■ **WHAT THE TASK ASKS**
Only lines with the string "icon" are wanted. Pull them out of the data.
** Opening DATASET block **
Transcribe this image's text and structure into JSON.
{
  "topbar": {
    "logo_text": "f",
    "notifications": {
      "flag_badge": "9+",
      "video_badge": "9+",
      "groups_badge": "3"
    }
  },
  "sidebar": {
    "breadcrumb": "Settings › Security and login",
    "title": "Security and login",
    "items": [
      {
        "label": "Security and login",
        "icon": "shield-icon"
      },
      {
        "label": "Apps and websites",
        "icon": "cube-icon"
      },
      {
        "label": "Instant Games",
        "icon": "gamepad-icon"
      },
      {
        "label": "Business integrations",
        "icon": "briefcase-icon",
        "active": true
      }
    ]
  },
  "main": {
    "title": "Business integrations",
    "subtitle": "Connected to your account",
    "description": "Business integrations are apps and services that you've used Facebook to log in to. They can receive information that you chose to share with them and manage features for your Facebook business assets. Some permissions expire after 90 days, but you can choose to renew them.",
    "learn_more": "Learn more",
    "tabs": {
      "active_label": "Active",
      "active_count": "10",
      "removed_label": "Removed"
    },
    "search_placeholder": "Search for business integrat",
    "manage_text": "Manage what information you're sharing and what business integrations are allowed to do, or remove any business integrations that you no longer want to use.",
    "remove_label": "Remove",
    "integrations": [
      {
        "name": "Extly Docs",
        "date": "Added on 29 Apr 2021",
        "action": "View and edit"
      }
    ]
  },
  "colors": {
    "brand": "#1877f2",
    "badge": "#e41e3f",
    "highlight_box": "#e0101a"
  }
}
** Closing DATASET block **
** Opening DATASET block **
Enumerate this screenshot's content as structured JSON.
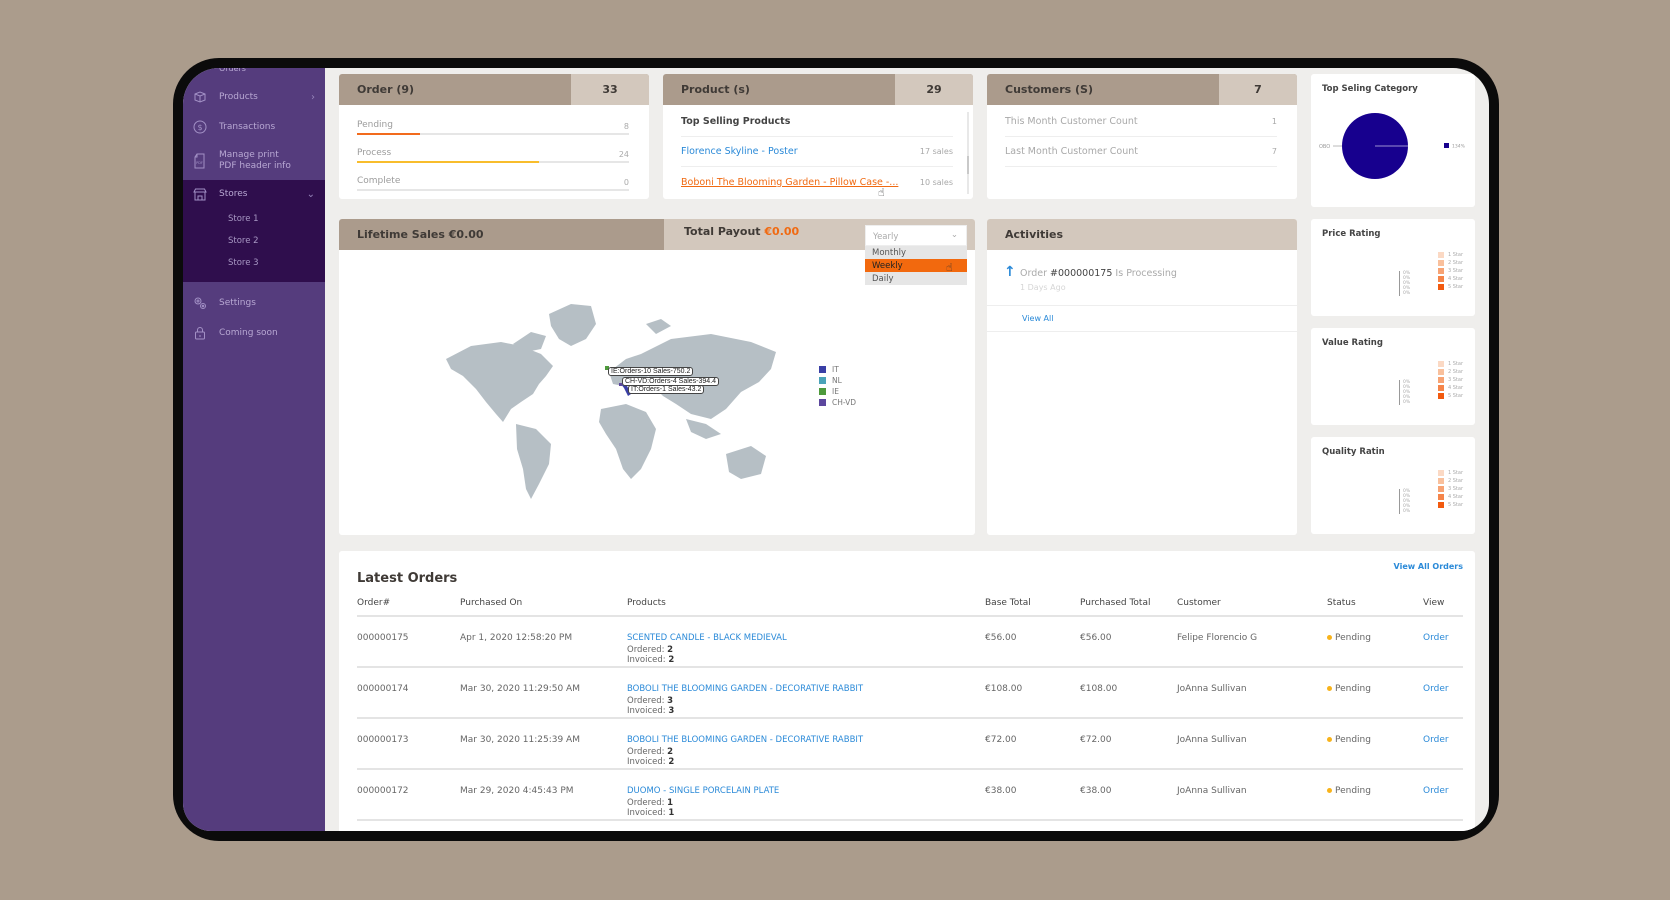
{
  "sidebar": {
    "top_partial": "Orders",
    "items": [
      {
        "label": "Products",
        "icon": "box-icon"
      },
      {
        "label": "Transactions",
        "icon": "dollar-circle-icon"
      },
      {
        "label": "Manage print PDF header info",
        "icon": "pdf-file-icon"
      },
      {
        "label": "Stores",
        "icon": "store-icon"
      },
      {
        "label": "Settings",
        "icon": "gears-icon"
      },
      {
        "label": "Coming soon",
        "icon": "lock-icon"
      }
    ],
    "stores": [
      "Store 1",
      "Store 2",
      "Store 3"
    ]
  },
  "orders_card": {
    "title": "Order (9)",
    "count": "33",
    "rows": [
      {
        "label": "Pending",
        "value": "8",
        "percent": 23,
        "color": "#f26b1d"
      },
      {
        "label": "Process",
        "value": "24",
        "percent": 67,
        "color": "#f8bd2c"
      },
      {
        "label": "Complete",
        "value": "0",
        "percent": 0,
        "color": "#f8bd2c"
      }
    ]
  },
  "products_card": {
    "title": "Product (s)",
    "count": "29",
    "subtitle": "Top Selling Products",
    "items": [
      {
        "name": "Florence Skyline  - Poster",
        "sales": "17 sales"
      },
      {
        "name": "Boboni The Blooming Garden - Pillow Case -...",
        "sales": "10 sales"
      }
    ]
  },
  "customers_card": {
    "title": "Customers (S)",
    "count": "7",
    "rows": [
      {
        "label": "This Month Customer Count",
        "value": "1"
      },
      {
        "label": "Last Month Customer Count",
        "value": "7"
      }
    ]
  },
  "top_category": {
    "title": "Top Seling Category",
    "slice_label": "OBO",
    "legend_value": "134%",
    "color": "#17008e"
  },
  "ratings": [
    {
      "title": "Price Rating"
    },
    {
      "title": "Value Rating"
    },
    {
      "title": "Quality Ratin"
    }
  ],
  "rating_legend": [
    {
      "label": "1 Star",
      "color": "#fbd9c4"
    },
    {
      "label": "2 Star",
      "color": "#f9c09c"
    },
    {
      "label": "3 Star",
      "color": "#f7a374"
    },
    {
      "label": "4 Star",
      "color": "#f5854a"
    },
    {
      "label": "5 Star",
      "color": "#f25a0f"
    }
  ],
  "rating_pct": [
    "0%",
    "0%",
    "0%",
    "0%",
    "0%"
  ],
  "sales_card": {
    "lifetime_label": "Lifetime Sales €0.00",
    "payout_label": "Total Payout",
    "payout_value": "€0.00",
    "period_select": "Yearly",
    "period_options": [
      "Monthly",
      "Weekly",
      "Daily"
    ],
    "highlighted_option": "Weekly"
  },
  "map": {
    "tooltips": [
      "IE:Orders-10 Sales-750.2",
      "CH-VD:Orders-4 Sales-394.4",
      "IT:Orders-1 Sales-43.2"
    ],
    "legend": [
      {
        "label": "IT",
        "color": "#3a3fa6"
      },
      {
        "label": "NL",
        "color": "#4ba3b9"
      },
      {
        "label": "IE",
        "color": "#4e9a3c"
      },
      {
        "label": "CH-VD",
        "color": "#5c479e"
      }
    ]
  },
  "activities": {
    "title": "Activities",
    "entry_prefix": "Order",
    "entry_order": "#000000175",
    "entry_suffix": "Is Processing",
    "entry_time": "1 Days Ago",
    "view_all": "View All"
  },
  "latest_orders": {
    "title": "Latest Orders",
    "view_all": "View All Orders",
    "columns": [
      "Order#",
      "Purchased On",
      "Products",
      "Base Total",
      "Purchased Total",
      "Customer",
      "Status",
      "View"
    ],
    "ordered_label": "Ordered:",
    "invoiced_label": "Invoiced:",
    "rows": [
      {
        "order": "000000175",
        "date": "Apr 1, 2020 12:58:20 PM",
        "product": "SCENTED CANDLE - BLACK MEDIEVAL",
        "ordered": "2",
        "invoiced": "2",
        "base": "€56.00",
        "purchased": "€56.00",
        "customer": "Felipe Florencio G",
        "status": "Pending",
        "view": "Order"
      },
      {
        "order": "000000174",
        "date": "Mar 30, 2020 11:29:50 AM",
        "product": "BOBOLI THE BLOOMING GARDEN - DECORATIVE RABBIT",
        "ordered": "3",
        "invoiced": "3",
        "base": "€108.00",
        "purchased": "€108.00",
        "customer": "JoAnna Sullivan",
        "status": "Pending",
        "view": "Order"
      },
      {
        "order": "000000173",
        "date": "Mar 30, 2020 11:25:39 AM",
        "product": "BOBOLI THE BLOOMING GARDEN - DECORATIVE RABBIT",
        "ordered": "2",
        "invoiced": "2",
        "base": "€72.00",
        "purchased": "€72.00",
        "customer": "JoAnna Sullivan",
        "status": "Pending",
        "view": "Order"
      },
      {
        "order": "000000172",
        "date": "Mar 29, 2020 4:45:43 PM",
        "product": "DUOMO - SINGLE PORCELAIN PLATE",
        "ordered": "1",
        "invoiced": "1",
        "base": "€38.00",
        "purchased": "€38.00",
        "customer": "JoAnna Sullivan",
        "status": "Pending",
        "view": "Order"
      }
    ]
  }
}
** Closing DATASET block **
■ **ANSWER AREA**
        "icon": "shield-icon"
        "icon": "cube-icon"
        "icon": "gamepad-icon"
        "icon": "briefcase-icon",
        "icon": "box-icon"
        "icon": "dollar-circle-icon"
        "icon": "pdf-file-icon"
        "icon": "store-icon"
        "icon": "gears-icon"
        "icon": "lock-icon"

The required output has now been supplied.